Task item: Determine the number of lines in the following entries that hold the word "comments". Give only that number.

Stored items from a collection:
============
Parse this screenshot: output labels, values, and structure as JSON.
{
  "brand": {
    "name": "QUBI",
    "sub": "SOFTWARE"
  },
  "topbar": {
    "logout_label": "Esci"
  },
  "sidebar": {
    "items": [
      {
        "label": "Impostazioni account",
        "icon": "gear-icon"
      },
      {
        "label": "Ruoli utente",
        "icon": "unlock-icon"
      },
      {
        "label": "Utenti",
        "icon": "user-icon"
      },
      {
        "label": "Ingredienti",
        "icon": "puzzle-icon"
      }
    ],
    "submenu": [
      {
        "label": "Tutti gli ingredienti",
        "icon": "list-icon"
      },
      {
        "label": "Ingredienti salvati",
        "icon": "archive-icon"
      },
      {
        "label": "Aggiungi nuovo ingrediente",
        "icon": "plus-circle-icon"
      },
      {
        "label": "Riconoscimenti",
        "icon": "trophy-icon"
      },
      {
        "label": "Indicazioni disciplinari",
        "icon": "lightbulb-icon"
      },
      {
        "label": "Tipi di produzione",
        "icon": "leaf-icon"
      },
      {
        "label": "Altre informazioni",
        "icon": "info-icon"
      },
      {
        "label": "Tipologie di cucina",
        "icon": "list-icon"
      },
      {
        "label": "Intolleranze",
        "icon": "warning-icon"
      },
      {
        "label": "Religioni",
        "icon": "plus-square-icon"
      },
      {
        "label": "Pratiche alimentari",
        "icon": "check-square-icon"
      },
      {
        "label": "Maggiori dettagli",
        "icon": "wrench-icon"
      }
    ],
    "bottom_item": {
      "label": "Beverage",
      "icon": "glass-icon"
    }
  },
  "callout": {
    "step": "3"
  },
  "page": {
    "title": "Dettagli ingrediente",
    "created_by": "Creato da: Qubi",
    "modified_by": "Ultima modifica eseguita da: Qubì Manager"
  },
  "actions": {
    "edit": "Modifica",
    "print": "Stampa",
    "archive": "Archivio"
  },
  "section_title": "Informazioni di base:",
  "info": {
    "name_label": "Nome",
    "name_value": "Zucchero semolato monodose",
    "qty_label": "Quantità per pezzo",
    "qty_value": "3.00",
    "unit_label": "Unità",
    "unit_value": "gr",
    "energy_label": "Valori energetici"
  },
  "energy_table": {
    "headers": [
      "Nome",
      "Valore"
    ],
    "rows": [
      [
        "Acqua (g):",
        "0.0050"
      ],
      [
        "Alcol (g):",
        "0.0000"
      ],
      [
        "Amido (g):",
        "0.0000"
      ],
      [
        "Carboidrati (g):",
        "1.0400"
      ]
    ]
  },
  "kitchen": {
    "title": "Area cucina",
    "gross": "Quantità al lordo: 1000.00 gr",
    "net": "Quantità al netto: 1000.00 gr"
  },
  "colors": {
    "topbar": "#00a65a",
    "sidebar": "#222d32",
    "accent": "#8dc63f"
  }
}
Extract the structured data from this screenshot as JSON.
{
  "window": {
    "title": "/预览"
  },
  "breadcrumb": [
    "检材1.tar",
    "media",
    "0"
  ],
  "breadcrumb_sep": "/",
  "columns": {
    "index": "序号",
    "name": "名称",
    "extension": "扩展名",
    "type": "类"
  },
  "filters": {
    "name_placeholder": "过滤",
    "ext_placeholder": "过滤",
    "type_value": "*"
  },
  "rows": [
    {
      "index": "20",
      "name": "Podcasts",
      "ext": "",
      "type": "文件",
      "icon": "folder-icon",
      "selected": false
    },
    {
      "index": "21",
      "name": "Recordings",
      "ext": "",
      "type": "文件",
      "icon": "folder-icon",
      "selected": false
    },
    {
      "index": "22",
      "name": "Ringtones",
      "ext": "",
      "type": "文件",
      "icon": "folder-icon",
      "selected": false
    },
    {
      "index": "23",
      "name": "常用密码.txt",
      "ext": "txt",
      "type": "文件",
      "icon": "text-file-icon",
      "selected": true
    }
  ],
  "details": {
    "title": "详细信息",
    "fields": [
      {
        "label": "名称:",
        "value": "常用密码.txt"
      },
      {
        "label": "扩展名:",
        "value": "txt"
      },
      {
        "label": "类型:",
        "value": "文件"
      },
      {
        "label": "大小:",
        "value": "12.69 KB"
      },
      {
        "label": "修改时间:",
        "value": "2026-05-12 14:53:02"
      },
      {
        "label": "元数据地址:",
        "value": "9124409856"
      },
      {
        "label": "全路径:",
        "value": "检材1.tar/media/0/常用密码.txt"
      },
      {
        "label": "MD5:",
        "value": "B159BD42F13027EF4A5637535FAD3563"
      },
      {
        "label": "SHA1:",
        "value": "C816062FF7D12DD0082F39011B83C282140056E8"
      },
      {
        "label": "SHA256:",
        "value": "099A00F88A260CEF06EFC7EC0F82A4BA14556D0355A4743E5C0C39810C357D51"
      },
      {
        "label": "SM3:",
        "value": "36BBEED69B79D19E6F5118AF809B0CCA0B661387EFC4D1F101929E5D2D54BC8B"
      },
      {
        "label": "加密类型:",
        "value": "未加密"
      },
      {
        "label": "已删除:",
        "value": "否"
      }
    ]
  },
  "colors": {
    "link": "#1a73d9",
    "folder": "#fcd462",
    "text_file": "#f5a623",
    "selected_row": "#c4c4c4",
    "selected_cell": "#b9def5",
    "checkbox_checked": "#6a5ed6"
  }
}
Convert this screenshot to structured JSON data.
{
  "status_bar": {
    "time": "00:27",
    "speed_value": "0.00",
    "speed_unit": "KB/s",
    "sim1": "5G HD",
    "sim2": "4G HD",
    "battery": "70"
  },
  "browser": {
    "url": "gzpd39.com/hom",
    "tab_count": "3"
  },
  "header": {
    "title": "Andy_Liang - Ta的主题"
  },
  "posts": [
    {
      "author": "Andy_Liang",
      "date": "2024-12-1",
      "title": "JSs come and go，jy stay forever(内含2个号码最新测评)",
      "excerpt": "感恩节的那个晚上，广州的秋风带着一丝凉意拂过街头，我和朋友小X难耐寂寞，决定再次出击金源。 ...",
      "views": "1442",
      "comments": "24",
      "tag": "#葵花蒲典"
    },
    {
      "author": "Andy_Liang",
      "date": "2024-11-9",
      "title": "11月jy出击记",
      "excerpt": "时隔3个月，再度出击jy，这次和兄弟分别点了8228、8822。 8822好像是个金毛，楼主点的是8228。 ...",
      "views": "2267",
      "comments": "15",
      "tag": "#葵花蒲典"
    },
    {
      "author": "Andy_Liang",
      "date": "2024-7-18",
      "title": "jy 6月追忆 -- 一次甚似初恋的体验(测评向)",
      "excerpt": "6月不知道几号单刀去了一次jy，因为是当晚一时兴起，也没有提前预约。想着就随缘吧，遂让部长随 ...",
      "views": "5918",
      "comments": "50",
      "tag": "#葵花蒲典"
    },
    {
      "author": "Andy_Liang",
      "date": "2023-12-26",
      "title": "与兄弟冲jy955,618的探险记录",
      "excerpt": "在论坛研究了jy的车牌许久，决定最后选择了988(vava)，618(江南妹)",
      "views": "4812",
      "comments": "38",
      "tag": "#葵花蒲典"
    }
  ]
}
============
Solution to this task: 4